*** Data provided Section Begins ***

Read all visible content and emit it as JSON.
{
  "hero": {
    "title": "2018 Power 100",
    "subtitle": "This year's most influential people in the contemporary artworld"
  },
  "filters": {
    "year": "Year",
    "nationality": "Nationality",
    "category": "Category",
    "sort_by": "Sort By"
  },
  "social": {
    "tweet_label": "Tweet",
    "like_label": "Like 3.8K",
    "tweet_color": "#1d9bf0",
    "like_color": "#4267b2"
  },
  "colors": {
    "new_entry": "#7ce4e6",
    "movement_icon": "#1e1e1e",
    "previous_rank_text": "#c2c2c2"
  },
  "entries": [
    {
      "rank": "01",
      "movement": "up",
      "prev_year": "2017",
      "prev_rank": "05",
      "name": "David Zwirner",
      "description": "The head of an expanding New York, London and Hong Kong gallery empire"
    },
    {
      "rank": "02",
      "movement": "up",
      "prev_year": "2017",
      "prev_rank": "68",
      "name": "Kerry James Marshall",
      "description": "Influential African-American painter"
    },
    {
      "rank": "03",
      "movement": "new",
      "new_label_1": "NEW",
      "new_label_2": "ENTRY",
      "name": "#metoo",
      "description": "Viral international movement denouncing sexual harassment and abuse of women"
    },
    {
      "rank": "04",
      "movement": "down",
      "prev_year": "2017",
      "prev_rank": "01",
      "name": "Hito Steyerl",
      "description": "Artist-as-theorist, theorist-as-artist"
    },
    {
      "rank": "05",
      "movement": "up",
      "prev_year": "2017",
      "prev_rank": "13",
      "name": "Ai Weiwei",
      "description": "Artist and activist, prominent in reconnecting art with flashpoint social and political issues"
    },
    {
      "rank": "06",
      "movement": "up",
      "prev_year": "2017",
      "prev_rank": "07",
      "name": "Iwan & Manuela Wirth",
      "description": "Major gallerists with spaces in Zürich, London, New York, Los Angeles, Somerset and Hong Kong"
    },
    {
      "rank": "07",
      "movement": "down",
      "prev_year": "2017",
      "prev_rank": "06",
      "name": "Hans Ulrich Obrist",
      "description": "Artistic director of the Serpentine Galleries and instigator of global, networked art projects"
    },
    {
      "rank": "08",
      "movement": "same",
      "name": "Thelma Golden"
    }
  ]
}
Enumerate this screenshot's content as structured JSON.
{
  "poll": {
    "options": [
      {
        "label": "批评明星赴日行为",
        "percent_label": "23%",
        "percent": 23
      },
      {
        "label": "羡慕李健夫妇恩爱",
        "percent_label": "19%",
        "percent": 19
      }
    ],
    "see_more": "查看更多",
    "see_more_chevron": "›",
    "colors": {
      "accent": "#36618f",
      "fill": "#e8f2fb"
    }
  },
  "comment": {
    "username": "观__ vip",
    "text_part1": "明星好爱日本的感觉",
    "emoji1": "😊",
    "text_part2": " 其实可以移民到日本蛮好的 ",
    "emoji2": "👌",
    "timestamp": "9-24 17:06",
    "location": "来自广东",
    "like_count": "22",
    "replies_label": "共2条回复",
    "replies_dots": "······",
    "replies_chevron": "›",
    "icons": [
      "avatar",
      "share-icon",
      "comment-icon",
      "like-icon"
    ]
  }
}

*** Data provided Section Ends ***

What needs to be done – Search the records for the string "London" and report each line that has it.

Task result –
      "description": "The head of an expanding New York, London and Hong Kong gallery empire"
      "description": "Major gallerists with spaces in Zürich, London, New York, Los Angeles, Somerset and Hong Kong"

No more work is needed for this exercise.